The US and Earth: 'Don't Look Up,' 'Armageddon,' 'World War Z'

It has now been almost a decade since scholars, observers and policymakers started discussing the state of U.S. leadership in the world.

The US and Earth 'Don't Look Up ' 'Armageddon '
Erdoğan's two critical meetings at Rome summit

Erdoğan's two critical meetings at Rome summit

From the war on terror to the Eastern Mediterranean puzzle, the president discussed a series of serious issues with his counterparts Biden and Macron at the G-20 gathering


The Rome meeting has shown once again how countries need one another to combat existing security crises

A year ago, the world was expecting different things from the year 2020. There were already too many unknowns about world affairs. U.S. President Donald Trump and his presidential style generated too many uncertainties about U.S. foreign policy and international relations.

The COVID-19 pandemic significantly affected the standing and popularity of major economies around the world. None of the top three major economies handled the pandemic well.
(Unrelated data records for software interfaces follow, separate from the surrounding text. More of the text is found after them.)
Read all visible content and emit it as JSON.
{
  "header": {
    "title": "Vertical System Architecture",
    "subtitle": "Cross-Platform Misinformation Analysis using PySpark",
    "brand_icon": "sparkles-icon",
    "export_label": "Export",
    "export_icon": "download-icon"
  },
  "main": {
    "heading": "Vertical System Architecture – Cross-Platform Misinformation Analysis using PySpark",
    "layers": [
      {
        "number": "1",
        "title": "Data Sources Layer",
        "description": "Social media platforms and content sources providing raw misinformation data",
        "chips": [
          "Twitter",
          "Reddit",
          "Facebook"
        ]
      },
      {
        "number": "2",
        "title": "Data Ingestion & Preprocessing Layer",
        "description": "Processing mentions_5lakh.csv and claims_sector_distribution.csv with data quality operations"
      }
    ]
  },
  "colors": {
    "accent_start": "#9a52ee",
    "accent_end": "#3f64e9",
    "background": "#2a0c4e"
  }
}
China, as the epicenter of the pandemic and its failure to inform the world about it; the EU, as the second epicenter of the pandemic and its failure to help member countries; and the United States, as the third epicenter of the outbreak and its failure to contain the crisis, all lost credibility.

Scholars, analysts and experts of international relations and international political economy all agree that the coronavirus pandemic has pushed the world into one of its most significant and complicated crises since World War II.

If we forget COVID-19 outbreak...

Sooner or later life will return to normal, but that shouldn't mean forgetting coronavirus lessons

If we forget COVID-19 outbreak
US moves toward elections amid COVID-19-induced changes

US moves toward elections amid COVID-19-induced changes

Last week this column addressed how the coronavirus can change the debates and domestic dynamics of the U.S. elections. The crisis management and leadership in handling the outbreak, the economy – in particular, unemployment rates – and the state of the health care sector in the U.S. were cited as potential issues that may arise or be amplified as a result of the pandemic.


The Donald Trump administration insists on offloading blame for the COVID-19 pandemic on China.

The current United States government, which has been remaining indifferent to global developments and has been following unilateral policies, undermined the coronavirus as long as its impact was limited to China and before it was declared a pandemic.

The coronavirus caught a great majority of people off guard with its speed of dissemination and its ratio of killing people around the world. Warnings of many experts and intelligence about the emergence of such nontraditional threats to international security were not taken seriously.

Since the beginning of the coronavirus outbreak, there has been a major debate among the scholars and observers of international politics about the potential impact of this pandemic on the international system. The debate focuses on the outbreak and precautions that nations took to stop the spread of it.

Two weeks ago in this column, it was stated that the new coronavirus epidemic should serve as a wake-up call for the international community to better prepare for the next outbreak.

In 2003, the SARS virus was one of the first wake-up calls for the pro-globalization crowd in regard to the potential impacts of the erosion of borders vis-a-vis the spread of diseases. Although pandemics were nothing new for the world, the rapid spread of the SARS virus generated concerns about the future.

Is the U.N. going to fulfill its role and its premises to stop the genocide, war crimes, crimes against humanity, humanitarian disasters and massacres around the world? Or is it going to watch as people suffer in different parts of the world?

In Jordan and Lebanon, Syrian women often experience intense exploitation, particularly if they represent a vulnerable sector of society – whether a widow, single woman or an undocumented resident.